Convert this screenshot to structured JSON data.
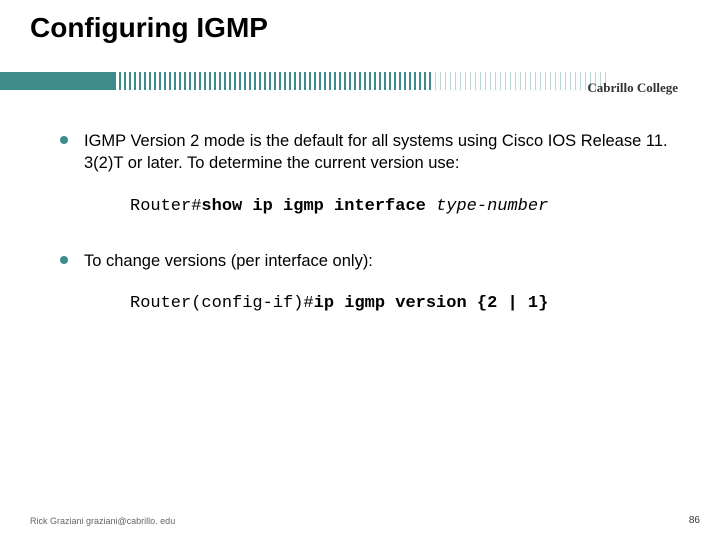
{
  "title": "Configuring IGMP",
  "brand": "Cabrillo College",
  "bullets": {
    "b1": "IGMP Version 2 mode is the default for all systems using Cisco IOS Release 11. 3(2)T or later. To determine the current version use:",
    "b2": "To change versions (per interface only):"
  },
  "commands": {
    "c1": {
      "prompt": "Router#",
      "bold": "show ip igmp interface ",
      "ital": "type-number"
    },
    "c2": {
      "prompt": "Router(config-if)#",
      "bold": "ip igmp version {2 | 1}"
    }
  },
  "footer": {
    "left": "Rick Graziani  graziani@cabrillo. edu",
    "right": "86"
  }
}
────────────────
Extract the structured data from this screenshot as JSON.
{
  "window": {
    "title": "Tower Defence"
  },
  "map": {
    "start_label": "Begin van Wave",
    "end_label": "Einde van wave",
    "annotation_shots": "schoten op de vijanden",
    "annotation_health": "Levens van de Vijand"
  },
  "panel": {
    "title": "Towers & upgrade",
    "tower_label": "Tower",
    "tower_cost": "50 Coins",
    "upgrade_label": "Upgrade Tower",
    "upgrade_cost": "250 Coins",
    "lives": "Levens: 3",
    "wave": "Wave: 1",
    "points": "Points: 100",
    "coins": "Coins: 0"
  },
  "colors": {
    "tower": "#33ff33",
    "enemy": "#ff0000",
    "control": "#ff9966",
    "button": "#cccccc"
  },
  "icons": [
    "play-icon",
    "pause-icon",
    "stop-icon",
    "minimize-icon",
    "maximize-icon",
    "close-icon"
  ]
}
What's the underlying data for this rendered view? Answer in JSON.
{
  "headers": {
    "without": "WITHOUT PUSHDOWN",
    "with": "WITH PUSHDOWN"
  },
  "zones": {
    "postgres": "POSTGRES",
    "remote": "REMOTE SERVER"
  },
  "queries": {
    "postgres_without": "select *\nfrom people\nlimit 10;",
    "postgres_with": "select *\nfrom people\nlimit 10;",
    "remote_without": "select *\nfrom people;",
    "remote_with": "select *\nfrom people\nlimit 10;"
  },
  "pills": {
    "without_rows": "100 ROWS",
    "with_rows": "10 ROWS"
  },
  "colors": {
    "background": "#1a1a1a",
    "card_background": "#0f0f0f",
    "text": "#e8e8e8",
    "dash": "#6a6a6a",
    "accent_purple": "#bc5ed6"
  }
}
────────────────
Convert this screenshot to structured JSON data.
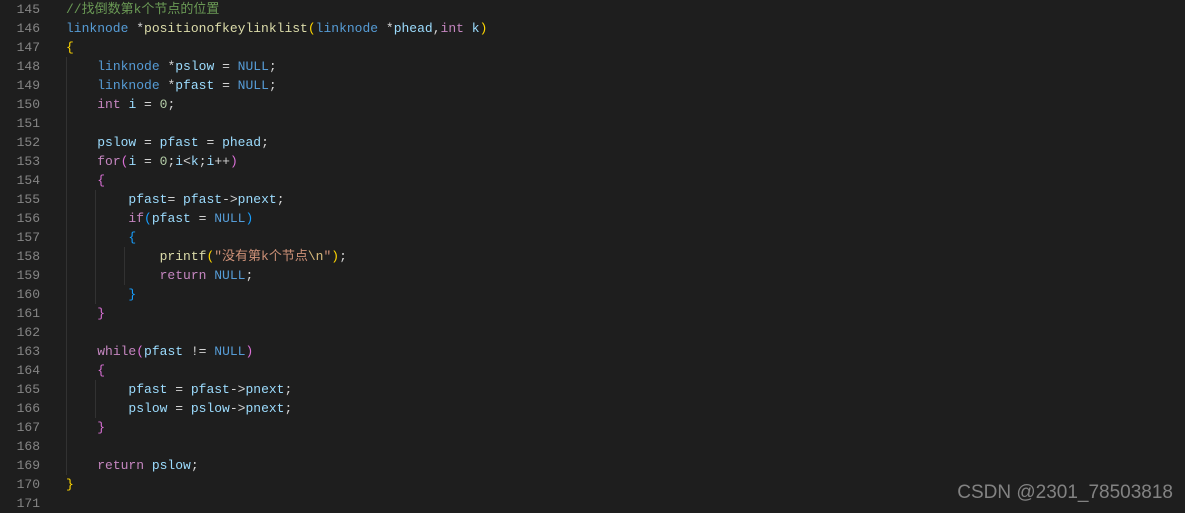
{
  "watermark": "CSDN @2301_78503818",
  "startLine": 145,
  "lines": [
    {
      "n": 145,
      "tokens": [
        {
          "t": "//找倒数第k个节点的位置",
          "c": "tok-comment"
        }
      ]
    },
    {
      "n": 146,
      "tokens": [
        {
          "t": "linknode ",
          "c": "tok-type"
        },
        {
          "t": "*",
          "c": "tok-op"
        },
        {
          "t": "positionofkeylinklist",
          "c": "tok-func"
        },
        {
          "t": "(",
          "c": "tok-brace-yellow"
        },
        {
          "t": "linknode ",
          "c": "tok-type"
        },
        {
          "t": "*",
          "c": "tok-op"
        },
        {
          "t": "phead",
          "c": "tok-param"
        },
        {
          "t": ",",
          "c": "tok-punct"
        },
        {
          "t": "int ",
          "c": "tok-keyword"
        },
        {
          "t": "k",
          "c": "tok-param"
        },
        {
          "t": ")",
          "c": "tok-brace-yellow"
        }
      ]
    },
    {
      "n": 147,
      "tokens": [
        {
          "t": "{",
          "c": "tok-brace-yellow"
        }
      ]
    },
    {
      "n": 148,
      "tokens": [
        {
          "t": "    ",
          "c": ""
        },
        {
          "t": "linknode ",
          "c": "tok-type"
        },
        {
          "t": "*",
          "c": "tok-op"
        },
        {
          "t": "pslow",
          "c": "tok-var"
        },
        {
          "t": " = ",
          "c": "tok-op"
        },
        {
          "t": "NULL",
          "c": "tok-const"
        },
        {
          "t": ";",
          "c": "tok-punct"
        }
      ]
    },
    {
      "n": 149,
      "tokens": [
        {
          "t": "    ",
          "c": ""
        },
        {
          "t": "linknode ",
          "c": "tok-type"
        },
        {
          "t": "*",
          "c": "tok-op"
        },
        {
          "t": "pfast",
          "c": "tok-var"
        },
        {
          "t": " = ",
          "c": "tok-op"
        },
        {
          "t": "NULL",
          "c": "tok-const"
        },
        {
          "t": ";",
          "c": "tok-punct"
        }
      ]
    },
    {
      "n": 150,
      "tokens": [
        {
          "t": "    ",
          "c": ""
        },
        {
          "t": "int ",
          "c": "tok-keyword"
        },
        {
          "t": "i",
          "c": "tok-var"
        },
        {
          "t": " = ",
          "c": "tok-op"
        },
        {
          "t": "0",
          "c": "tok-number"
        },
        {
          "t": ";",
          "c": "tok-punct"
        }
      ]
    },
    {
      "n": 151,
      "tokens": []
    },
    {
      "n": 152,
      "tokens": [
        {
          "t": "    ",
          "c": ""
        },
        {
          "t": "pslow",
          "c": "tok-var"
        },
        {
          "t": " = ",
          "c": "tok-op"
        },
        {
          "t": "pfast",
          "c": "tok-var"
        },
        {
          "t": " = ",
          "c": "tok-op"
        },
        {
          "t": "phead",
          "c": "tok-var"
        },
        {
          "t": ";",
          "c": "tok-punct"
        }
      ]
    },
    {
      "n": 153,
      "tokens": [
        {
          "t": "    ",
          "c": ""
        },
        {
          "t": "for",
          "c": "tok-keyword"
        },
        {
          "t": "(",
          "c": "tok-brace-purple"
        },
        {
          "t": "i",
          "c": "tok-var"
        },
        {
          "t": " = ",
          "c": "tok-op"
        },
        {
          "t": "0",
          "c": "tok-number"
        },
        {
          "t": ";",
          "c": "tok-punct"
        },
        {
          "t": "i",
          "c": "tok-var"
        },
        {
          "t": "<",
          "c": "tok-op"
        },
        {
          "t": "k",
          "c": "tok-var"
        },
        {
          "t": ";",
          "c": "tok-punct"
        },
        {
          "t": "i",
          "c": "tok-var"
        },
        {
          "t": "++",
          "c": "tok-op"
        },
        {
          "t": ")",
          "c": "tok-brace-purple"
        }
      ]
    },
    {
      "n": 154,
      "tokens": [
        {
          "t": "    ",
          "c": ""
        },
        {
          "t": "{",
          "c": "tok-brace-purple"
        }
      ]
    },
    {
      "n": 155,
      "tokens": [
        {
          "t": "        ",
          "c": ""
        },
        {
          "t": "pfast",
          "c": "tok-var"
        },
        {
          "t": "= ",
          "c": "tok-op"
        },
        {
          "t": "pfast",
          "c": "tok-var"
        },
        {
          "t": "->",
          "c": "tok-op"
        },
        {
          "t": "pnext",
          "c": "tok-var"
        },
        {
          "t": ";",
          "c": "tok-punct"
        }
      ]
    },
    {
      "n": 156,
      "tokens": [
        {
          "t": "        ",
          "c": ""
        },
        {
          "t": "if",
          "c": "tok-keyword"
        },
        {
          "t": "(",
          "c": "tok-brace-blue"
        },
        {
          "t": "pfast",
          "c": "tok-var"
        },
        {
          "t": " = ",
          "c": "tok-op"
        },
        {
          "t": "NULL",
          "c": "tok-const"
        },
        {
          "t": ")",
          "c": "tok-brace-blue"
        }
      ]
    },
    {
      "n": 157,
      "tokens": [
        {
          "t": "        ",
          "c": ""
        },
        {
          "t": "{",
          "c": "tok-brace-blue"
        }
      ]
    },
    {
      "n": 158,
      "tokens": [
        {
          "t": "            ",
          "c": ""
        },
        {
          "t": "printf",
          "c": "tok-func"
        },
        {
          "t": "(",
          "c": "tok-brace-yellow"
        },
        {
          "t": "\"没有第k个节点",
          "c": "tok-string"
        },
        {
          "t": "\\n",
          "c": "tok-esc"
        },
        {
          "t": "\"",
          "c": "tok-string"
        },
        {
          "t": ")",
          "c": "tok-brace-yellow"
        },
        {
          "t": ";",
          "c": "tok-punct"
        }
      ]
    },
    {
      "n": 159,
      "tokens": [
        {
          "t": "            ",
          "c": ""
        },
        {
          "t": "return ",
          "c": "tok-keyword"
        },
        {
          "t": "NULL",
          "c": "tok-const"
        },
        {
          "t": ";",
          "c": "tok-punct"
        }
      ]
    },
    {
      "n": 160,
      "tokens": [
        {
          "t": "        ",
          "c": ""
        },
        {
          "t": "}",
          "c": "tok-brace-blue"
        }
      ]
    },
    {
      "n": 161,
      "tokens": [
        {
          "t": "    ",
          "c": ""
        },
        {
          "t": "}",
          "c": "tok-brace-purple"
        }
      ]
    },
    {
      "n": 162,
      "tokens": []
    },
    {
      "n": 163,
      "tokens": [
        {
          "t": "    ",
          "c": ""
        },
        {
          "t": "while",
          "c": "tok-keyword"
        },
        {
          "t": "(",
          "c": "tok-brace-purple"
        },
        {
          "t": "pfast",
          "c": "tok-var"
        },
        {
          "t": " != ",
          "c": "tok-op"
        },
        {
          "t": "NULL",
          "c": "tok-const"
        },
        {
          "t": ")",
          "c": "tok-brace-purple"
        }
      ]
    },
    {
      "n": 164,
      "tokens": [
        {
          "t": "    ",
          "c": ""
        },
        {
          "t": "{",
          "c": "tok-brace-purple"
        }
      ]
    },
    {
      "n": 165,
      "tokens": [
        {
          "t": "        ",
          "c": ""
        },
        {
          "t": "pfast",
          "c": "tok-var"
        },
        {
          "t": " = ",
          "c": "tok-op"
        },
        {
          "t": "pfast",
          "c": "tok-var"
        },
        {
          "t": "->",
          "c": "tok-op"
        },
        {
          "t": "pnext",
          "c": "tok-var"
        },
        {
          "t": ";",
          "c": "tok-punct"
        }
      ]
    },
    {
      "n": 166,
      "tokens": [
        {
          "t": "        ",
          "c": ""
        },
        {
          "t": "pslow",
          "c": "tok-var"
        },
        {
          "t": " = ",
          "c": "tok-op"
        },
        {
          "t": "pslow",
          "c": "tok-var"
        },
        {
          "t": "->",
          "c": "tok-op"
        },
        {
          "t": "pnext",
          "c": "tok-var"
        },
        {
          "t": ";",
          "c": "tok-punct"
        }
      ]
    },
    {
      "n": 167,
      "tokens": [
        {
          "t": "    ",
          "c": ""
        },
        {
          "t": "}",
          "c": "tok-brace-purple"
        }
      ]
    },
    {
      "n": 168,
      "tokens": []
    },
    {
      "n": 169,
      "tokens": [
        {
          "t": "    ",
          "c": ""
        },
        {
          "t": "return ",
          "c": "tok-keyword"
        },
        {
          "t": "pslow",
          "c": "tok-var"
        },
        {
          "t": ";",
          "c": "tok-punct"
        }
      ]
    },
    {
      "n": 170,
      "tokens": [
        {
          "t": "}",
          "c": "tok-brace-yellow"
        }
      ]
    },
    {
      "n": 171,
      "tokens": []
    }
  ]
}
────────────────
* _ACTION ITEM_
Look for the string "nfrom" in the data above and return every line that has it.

* _RESPONSE AREA_
    "postgres_without": "select *\nfrom people\nlimit 10;",
    "postgres_with": "select *\nfrom people\nlimit 10;",
    "remote_without": "select *\nfrom people;",
    "remote_with": "select *\nfrom people\nlimit 10;"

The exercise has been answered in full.